A well-earned tribute to perseverance and a long, hard climb to his sport’s highest level.
Instead, it was mixed with sadness and regret, tainted by the breathtaking guilt that still accompanies the worst mistake of Marcus Thigpen’s young life.
The one that cost LaCrecia Daniels’ hers.
No Dolphin had done that in five years, not since Ted Ginn Jr., his old college track rival.
Upon reaching the end zone Thigpen did not exult or pound his chest.
Instead, he dropped to one knee, pointed to the sky and bowed his head in silent prayer.
Softly, he spoke the same four words he’s been saying after every touchdown since he was at Indiana.
“This is for you.”
On a rainy night
It rained on and off that late May night in Detroit 11 years ago.

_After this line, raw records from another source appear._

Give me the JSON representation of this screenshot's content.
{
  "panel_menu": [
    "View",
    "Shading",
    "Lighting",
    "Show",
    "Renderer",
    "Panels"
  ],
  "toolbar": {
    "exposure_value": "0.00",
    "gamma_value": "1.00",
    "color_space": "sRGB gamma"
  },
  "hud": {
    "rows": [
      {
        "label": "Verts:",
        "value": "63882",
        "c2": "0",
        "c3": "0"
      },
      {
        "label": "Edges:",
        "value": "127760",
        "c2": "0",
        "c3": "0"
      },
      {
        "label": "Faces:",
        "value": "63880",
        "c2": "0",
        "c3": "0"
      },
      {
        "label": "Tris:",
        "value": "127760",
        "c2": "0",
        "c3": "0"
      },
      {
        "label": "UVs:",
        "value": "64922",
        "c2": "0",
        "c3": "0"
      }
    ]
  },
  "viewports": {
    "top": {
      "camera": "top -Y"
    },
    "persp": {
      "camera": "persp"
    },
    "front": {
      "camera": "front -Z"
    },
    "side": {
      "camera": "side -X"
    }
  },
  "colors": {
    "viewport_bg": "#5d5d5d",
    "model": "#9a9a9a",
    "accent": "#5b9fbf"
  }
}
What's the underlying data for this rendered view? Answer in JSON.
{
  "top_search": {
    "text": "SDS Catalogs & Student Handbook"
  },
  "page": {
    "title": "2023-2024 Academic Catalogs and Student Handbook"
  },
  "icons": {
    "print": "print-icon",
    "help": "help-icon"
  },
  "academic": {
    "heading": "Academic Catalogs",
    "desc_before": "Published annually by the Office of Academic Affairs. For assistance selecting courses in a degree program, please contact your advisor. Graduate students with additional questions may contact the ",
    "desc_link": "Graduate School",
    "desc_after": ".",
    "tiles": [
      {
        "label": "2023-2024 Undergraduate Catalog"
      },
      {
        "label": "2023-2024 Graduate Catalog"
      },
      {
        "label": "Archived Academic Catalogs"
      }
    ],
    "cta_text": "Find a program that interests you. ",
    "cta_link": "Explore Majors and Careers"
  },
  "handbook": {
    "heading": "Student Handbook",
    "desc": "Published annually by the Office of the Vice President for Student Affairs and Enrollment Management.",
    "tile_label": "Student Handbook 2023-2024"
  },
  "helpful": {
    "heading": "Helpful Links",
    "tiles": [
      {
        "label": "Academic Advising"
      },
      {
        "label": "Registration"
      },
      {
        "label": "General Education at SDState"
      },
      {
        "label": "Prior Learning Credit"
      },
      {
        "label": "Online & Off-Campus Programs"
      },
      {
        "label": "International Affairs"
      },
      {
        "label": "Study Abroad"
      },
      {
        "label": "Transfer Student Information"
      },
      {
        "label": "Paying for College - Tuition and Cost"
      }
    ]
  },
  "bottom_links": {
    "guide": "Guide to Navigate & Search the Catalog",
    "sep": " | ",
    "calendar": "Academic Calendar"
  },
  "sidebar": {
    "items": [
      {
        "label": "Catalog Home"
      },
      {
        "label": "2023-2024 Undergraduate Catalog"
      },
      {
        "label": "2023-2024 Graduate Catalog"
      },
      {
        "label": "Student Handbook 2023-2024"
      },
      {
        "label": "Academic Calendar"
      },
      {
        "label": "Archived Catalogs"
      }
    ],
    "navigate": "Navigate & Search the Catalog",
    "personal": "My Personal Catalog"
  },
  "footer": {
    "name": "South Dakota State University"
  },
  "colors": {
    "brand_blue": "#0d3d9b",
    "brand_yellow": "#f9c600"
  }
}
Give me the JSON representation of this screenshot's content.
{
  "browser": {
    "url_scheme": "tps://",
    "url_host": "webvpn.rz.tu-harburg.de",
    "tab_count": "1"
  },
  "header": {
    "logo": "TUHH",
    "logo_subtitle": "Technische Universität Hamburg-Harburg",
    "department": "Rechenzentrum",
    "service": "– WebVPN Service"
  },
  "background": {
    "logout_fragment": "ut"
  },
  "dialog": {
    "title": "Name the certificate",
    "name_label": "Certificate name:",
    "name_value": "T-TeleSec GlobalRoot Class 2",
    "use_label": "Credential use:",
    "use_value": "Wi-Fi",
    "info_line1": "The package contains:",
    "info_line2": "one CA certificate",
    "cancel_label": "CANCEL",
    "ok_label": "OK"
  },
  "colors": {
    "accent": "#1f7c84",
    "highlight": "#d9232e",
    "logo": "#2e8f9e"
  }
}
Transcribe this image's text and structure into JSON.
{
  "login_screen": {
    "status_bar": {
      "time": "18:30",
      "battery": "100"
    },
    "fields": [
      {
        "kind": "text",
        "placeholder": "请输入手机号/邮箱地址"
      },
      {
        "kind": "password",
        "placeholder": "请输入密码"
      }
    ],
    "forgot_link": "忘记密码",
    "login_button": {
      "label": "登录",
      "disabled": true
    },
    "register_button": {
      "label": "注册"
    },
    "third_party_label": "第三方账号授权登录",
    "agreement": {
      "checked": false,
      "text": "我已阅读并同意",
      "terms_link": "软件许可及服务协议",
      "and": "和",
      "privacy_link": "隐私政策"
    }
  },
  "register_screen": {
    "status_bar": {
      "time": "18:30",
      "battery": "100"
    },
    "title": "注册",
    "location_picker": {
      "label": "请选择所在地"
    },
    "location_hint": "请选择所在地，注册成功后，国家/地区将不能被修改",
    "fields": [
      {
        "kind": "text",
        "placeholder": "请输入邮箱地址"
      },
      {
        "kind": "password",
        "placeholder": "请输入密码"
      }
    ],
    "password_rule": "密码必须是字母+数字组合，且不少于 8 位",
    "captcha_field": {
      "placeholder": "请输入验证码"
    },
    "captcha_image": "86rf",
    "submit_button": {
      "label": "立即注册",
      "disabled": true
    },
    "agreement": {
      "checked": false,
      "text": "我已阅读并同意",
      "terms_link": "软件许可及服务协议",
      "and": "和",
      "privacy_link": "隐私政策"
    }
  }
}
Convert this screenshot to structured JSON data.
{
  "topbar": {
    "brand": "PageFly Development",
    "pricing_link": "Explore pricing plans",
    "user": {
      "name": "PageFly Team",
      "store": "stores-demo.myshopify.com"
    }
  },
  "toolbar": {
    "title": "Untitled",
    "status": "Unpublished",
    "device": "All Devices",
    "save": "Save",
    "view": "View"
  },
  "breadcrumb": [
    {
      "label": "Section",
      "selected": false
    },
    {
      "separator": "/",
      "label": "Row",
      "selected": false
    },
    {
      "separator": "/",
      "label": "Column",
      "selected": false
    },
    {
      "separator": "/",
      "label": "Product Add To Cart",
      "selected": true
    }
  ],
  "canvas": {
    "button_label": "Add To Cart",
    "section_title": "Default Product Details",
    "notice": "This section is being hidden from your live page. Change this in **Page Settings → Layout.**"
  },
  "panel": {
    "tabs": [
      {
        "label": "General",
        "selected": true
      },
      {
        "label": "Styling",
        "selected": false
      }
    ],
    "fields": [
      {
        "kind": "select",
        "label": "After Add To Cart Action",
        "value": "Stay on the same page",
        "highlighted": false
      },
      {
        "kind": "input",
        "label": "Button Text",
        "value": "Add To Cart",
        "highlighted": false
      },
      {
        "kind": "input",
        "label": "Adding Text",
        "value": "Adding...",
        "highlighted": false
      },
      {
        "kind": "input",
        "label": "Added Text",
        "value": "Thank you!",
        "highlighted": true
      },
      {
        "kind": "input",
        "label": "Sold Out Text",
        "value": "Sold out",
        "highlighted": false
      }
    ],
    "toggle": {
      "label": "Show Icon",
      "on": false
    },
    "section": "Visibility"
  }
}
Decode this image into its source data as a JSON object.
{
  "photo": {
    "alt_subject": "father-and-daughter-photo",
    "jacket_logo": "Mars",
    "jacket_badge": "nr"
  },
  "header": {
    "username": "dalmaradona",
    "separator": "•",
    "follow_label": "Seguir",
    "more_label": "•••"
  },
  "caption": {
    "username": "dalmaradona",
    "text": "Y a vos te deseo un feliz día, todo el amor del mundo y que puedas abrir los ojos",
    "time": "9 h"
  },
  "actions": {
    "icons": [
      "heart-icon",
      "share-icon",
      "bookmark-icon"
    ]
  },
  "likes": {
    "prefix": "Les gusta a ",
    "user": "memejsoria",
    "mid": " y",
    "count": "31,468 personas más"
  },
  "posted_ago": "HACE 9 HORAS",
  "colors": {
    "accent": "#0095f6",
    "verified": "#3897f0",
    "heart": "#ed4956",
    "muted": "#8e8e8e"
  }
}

Seven young friends, bored and looking for fun, piled into one of their parents’ vehicles, a van, and embarked on what was supposed to be a joyride.
None of them were of legal driving age.
Three of the passengers were teen boys, including Thigpen, who had recently turned 15 and was finishing his freshman year at Henry Ford High School.
Kiyetta Thigpen, Marcus’ younger sister, was among the four girls in the van. So was LaCrecia Daniels, Marcus’ neighbor and ex-girlfriend from elementary school.
The other two boys took turns speeding down the interstate toward downtown Detroit, over the MacArthur Bridge and into Belle Isle Park, a 982-acre, tree-lined refuge in the middle of the Detroit River.
“Egging each other on to do crazy things,” says Joy Thigpen, Marcus’ wife.
Laughter filled the van. No police cars were in sight.
Finally, the first two drivers turned to Marcus and told him it was his turn.